Her phone was “pinged” off a nearby cell tower.
They inquired about getting the state patrol aircraft with thermal imaging type capabilities, but it was not available.
Her father listened to the 911 tapes, and heard his daughter’s call.
At one point, she she didn’t want to wave her little flashlights or call out to the searchers as the 911 operator requested, saying she heard people on the bank but they hadn’t answered her when she did call out to them. At another point, she suggested she should sing, and let loose with multiple verses of Amazing Grace.
She told 911 she’d gone in the river at the park, and that she’d waded along the river. Roger Thode said he could hear that his daughter was a little spooked, but could tell she was not wasted.
“She could have been a little high, but not out-of-her-mind stupid,” he said. “It was Tina on there, and she wasn’t a mess.”
Police and fire personnel discussed getting a boat out onto the river, but it was dark and that would be too dangerous, according to Buster.
Although, he admitted, he even contemplated ignoring the fire department’s position on that and going out alone. He didn’t.
While later another sergeant from the police department said the reason the search was called off was because authorities came across someone who had seen her and told them she was okay, that wasn’t the case, he was mistaken, according to Buster.
They’d done what they could, it was 2 a.m. and going to be getting light again by about 4:30 a.m., when she would have been able to see her way out, according to Buster.
“It was warm, so we knew she wasn’t in danger from the elements,” Buster said.
It didn’t occur to Buster the search should resume the next day, except in hindsight, he said. “It’s tragic; I am so sorry for her and her family,” he said.
“I know people want to make a story about it, that police let her down,” Buster said. “And I’ll shoulder that. I tried to find her and I didn’t.
“The way I feel about it, is my own personal feelings about it.”
Buster now knows that at one point he was within about 100 to 200 yards of her, he said. The place Tina Thode subsequently was found was north of the park, north of where they looked, according to Kytta.
It was east of a pasture at Reynolds and North Tower avenues.
Buster said when she was discovered, she was on her back in shallow water at the edge of the river. A chair and a couple bottles of water were found near her body.
“Even though she was under water when she was found, we know she didn’t drown,” he said. “The coroner said her lungs didn’t have water in them.”
Mitchell said he was told an educated guess by the coroner was she died around noon on the same day her body was recovered.
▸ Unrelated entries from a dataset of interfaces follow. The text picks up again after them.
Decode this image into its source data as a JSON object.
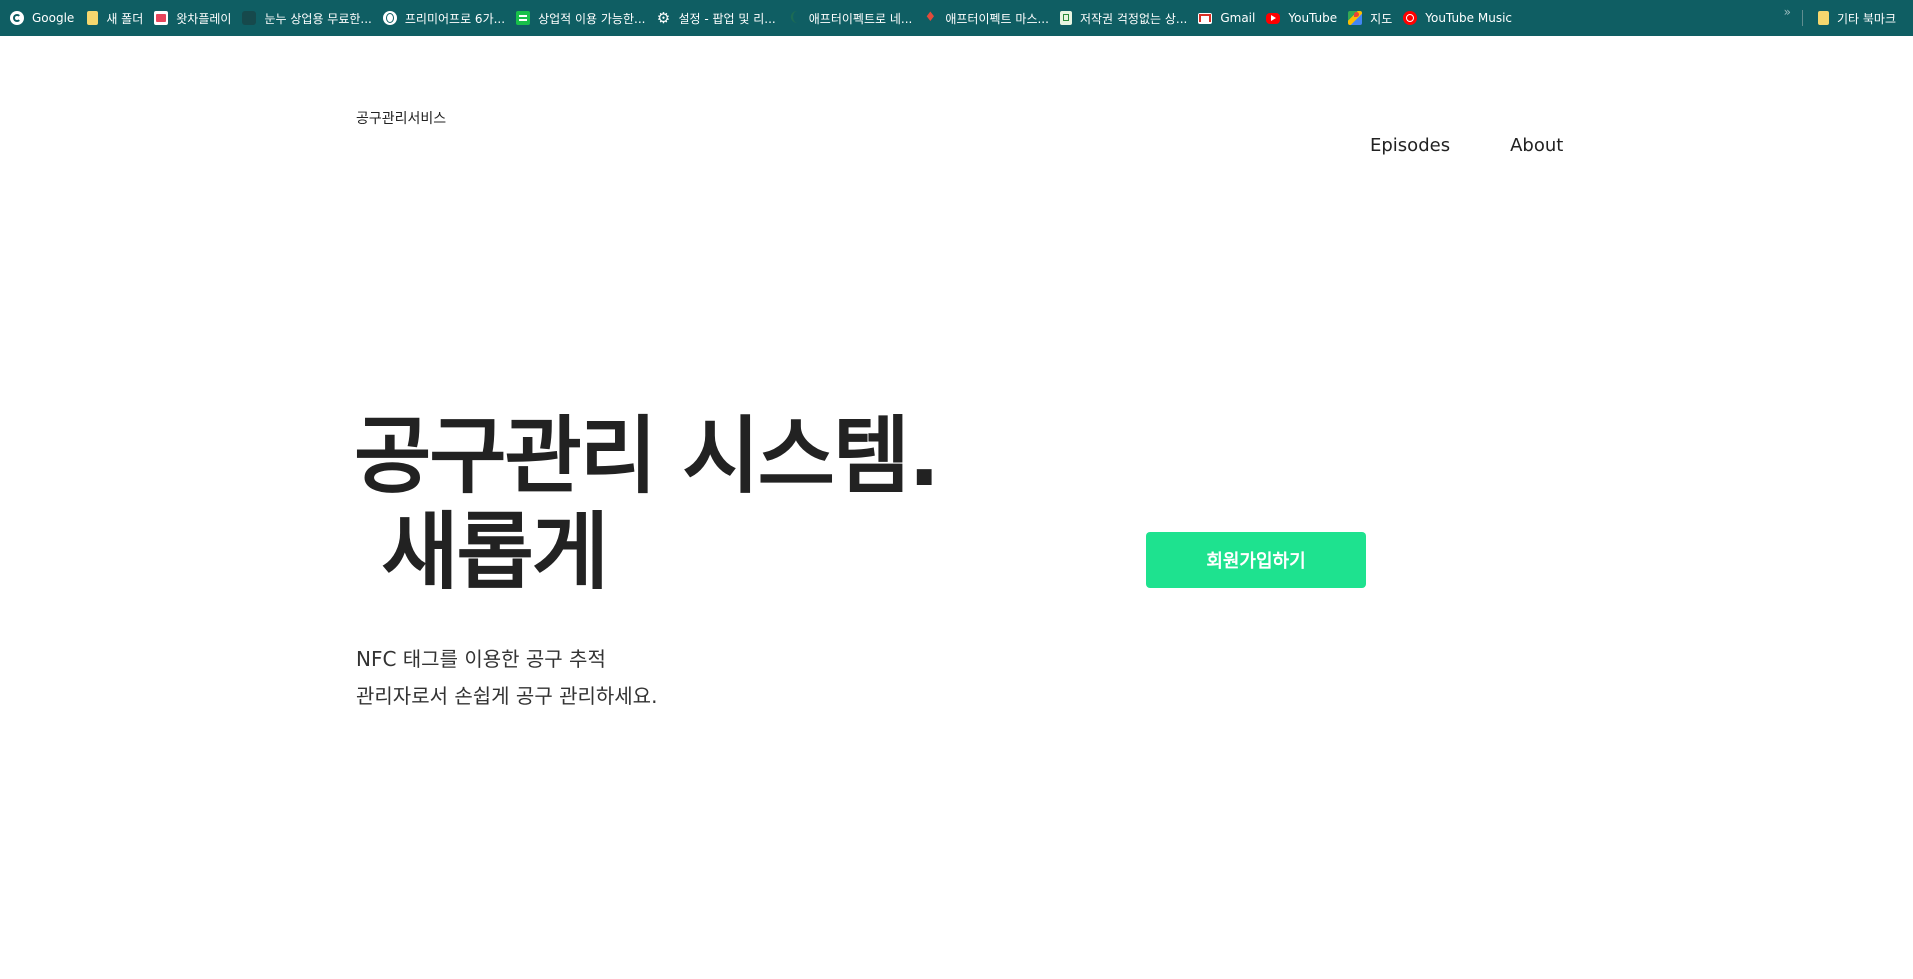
{
  "bookmarks": {
    "items": [
      {
        "label": "Google",
        "icon": "google-icon"
      },
      {
        "label": "새 폴더",
        "icon": "folder-icon"
      },
      {
        "label": "왓차플레이",
        "icon": "watcha-icon"
      },
      {
        "label": "눈누 상업용 무료한...",
        "icon": "nunu-icon"
      },
      {
        "label": "프리미어프로 6가...",
        "icon": "globe-icon"
      },
      {
        "label": "상업적 이용 가능한...",
        "icon": "green-square-icon"
      },
      {
        "label": "설정 - 팝업 및 리...",
        "icon": "gear-icon"
      },
      {
        "label": "애프터이펙트로 네...",
        "icon": "leaf-icon"
      },
      {
        "label": "애프터이펙트 마스...",
        "icon": "drop-icon"
      },
      {
        "label": "저작권 걱정없는 상...",
        "icon": "sheet-icon"
      },
      {
        "label": "Gmail",
        "icon": "gmail-icon"
      },
      {
        "label": "YouTube",
        "icon": "youtube-icon"
      },
      {
        "label": "지도",
        "icon": "maps-icon"
      },
      {
        "label": "YouTube Music",
        "icon": "youtube-music-icon"
      }
    ],
    "overflow": "»",
    "other": "기타 북마크"
  },
  "site": {
    "brand": "공구관리서비스",
    "nav": [
      "Episodes",
      "About"
    ]
  },
  "hero": {
    "title_line1": "공구관리 시스템.",
    "title_line2": " 새롭게",
    "sub_line1": "NFC 태그를 이용한 공구 추적",
    "sub_line2": "관리자로서 손쉽게 공구 관리하세요.",
    "cta": "회원가입하기"
  },
  "colors": {
    "bookmarks_bar": "#0f5e63",
    "cta": "#1ee28f",
    "text": "#222222"
  }
}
What was going on between 2 a.m. on Sunday and whenever she died is just something he can’t figure out, he said.
And he wonders why she called police if she were simply lost, instead of calling him, he said. “I know 911 would have been a last resort for her,” Mitchell said. “She knew they would have taken her straight to jail, for her drug court (issue).”
“It’s a very big mystery,” he said. “Me, Roger, Lila, her grandmother, all, would like to know what happened. But as it sits right now, she’s gone.”
Her father says, after talking with police, he feels confident they did everything they could, yet still ponders if she were the mayor’s daughter, they maybe wouldn’t have called off the search.
But there’s no point in wondering, what if, he said.
He doesn’t hold a grudge. He doesn’t know what happened. And yet he still speaks as though regardless of the conclusion from the coroner, his grown daughter’s demise is still a consequence of her drug use.
“If some person could look at their life and see what happened to Tina could happen to me,” he said. “I could get wasted and not come home some day. If they could just think that through, it would help us.
“Make her count for something I guess, if somebody could learn from this.”
Centralia police detectives are conducting an investigation. The Lewis County Coroner’s Office said on July 31 that a determination about the cause and manner of her death won’t be made until the results of toxicology tests come back. The tests can take eight to 10 weeks.